Two solar panels were donated by the Stahl Family for installation on the roof of the shed.
Our solar panels were installed thanks to Joe Yarkin. We purchased a marine battery and planned for spring.
The first garden bed, badly in need of repair, was replaced with a round Pizza Garden, suggested by our volunteer landscape
consultant, Jil Stenn. The new garden is constructed of durable concrete block.
planting busily are our major activities in the spring.
we installed solar-powered timers to keep our crops watered and impact our environment a little less. The timers were purchased
thanks to a grant written by Fran Brooks and Joe Yarkin.
the power of the sun our new solar-powered watering system kept the garden alive throughout the summer months. Multi-age families,
friends and teachers stopped by to pick produce and check on the progress of the crops.
It was another successful fall for our pumpkin crop!

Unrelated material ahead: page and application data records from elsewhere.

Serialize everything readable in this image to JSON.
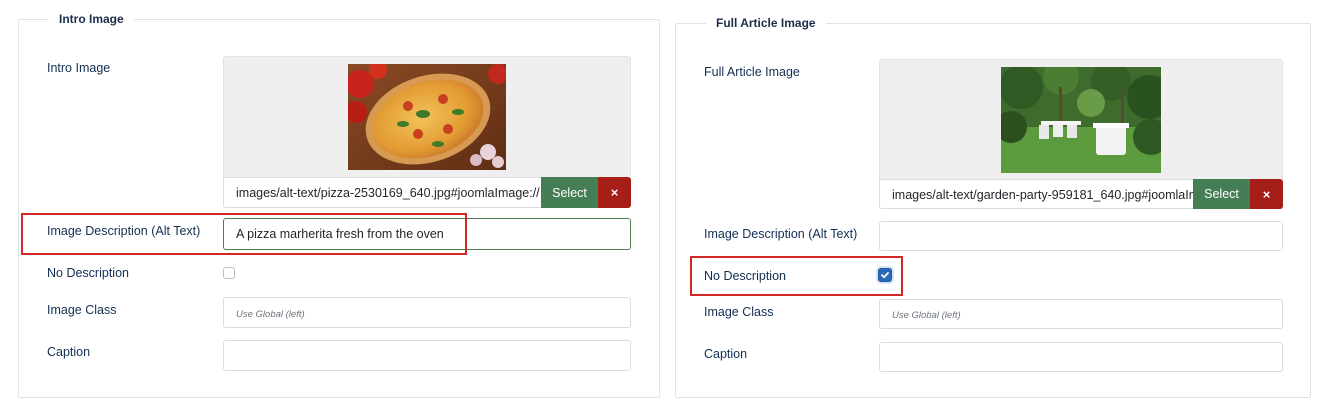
{
  "intro": {
    "legend": "Intro Image",
    "image_label": "Intro Image",
    "image_path": "images/alt-text/pizza-2530169_640.jpg#joomlaImage://",
    "image_icon": "pizza-image",
    "select_label": "Select",
    "clear_label": "×",
    "alt_label": "Image Description (Alt Text)",
    "alt_value": "A pizza marherita fresh from the oven",
    "no_desc_label": "No Description",
    "no_desc_checked": false,
    "class_label": "Image Class",
    "class_placeholder": "Use Global (left)",
    "caption_label": "Caption",
    "caption_value": ""
  },
  "full": {
    "legend": "Full Article Image",
    "image_label": "Full Article Image",
    "image_path": "images/alt-text/garden-party-959181_640.jpg#joomlaIm",
    "image_icon": "garden-party-image",
    "select_label": "Select",
    "clear_label": "×",
    "alt_label": "Image Description (Alt Text)",
    "alt_value": "",
    "no_desc_label": "No Description",
    "no_desc_checked": true,
    "class_label": "Image Class",
    "class_placeholder": "Use Global (left)",
    "caption_label": "Caption",
    "caption_value": ""
  },
  "colors": {
    "select_button": "#457d54",
    "clear_button": "#a51f18",
    "highlight": "#d22828",
    "checkbox_checked": "#2a69b8"
  }
}
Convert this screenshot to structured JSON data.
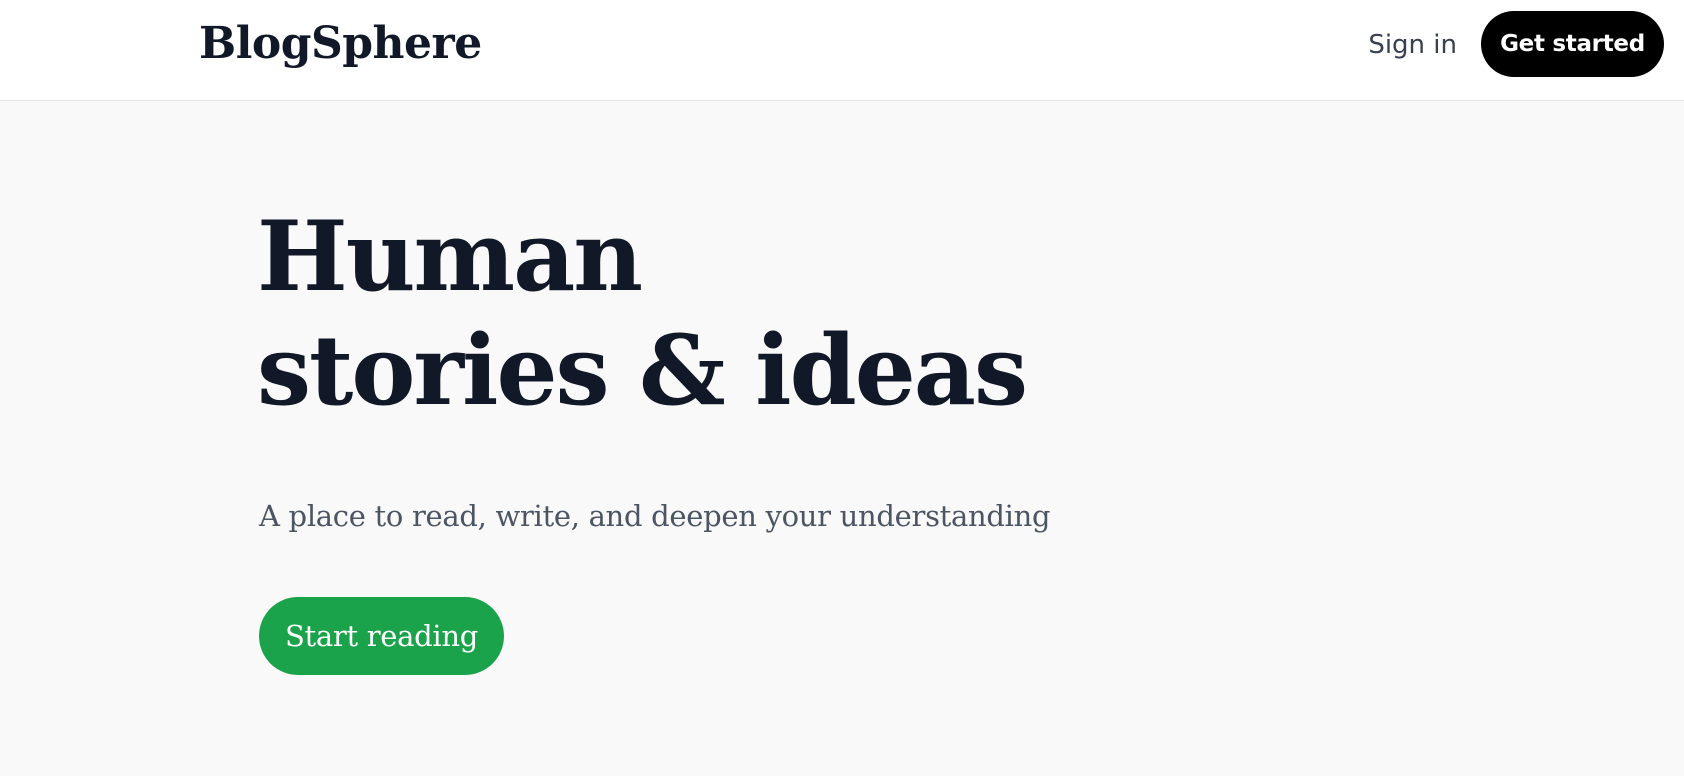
{
  "header": {
    "logo_text": "BlogSphere",
    "signin_label": "Sign in",
    "get_started_label": "Get started"
  },
  "hero": {
    "title_line1": "Human",
    "title_line2": "stories & ideas",
    "tagline": "A place to read, write, and deepen your understanding",
    "cta_label": "Start reading"
  },
  "colors": {
    "page_background": "#f9f9f9",
    "header_background": "#ffffff",
    "primary_text": "#111827",
    "secondary_text": "#4b5563",
    "get_started_background": "#000000",
    "cta_background": "#1aa34a"
  }
}
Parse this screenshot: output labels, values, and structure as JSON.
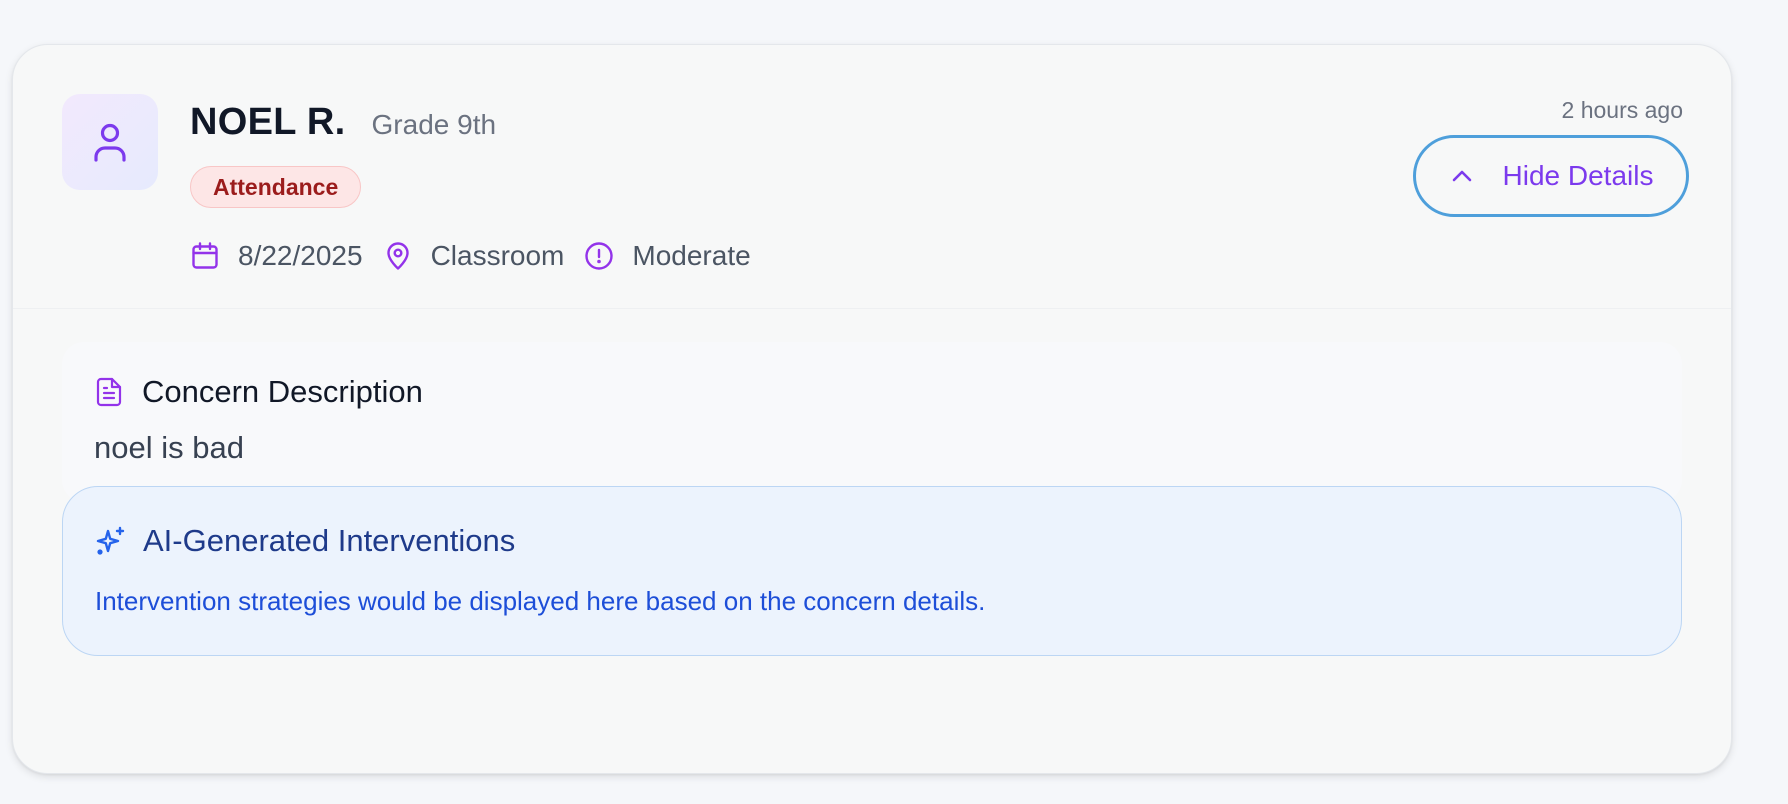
{
  "student": {
    "name": "NOEL R.",
    "grade": "Grade 9th",
    "avatar_icon": "user-icon"
  },
  "concern": {
    "category": "Attendance",
    "date": "8/22/2025",
    "location": "Classroom",
    "severity": "Moderate",
    "timestamp": "2 hours ago"
  },
  "toggle": {
    "label": "Hide Details",
    "icon": "chevron-up-icon"
  },
  "description_panel": {
    "title": "Concern Description",
    "text": "noel is bad",
    "icon": "document-icon"
  },
  "ai_panel": {
    "title": "AI-Generated Interventions",
    "text": "Intervention strategies would be displayed here based on the concern details.",
    "icon": "sparkles-icon"
  },
  "colors": {
    "accent_purple": "#7c3aed",
    "badge_bg": "#fde6e6",
    "badge_text": "#9b1c1c",
    "focus_ring": "#4e9fdb",
    "ai_bg": "#ecf3fd",
    "ai_title": "#1e3a8a",
    "ai_text": "#1d4ed8"
  }
}
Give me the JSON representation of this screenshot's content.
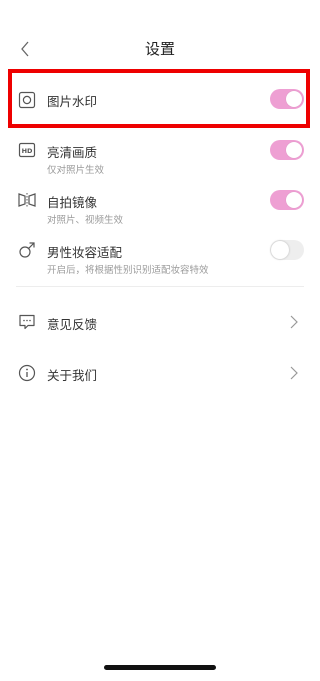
{
  "header": {
    "title": "设置"
  },
  "settings": [
    {
      "label": "图片水印",
      "sub": "",
      "toggle_on": true,
      "icon": "square-circle-icon"
    },
    {
      "label": "亮清画质",
      "sub": "仅对照片生效",
      "toggle_on": true,
      "icon": "hd-icon"
    },
    {
      "label": "自拍镜像",
      "sub": "对照片、视频生效",
      "toggle_on": true,
      "icon": "mirror-icon"
    },
    {
      "label": "男性妆容适配",
      "sub": "开启后，将根据性别识别适配妆容特效",
      "toggle_on": false,
      "icon": "male-icon"
    }
  ],
  "links": [
    {
      "label": "意见反馈",
      "icon": "feedback-icon"
    },
    {
      "label": "关于我们",
      "icon": "info-icon"
    }
  ],
  "colors": {
    "toggle_on": "#ee9fd3",
    "toggle_off": "#eeeeee",
    "highlight": "#ee0000"
  }
}
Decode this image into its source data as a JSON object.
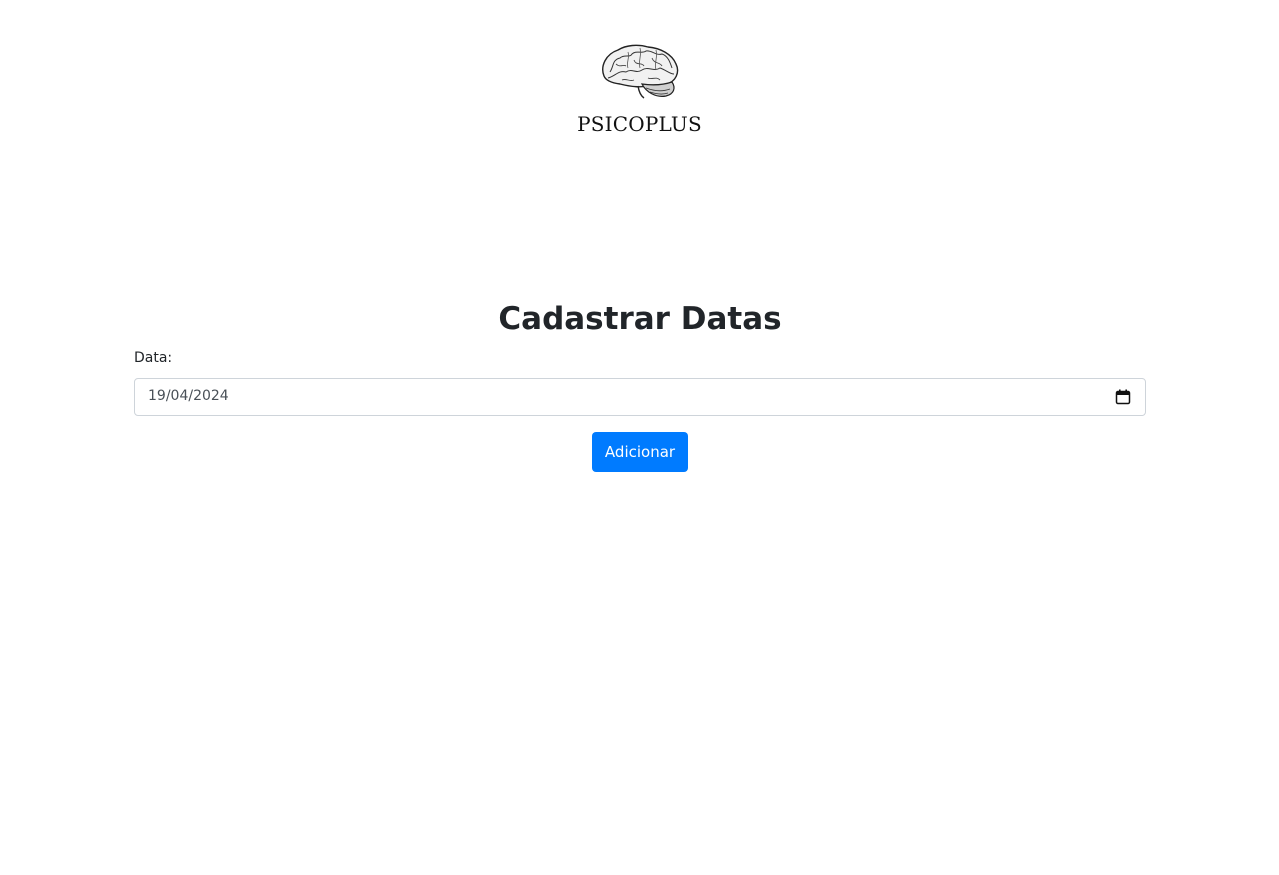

The multi-age donated $100.00 each to our local charity; the Vashon Food Bank; and to an international charity; UNISEF.
We are very pleased that our local efforts can help others
and the kids are very proud to be contributing money to good causes through their hard work.
our garden was given a beautiful, hand-made compost bin from Guy and Irene Stricherz.
dug out all of the morning-glory-ridden dirt from the second bed and filled it back up with a 50/50 mix of composted manure
and top soil. Great crops will grow there soon!
we learned how to use our new compost bins to make nutritious dirt for our garden thanks to a very informative lesson by Howard
watering system is almost back up and running thanks to help from Amy Bogaard and Fran Brooks.
been sprouting seeds in the green house for lettuce, peas, pumpkins, and more. Also we’re working with Amy Bogaard and
the Vashon High School Horticulture Program to sprout kale, beets, tomatoes, basil and more in their greenhouse. Thanks Amy!
planted two beds for the Vashon Food Bank with assorted lettuce. We’ve also planted radishes, carrots, peas, beans,
kale, more lettuce, broccoli, cabbage, spinach, bok choy and beets with more to come!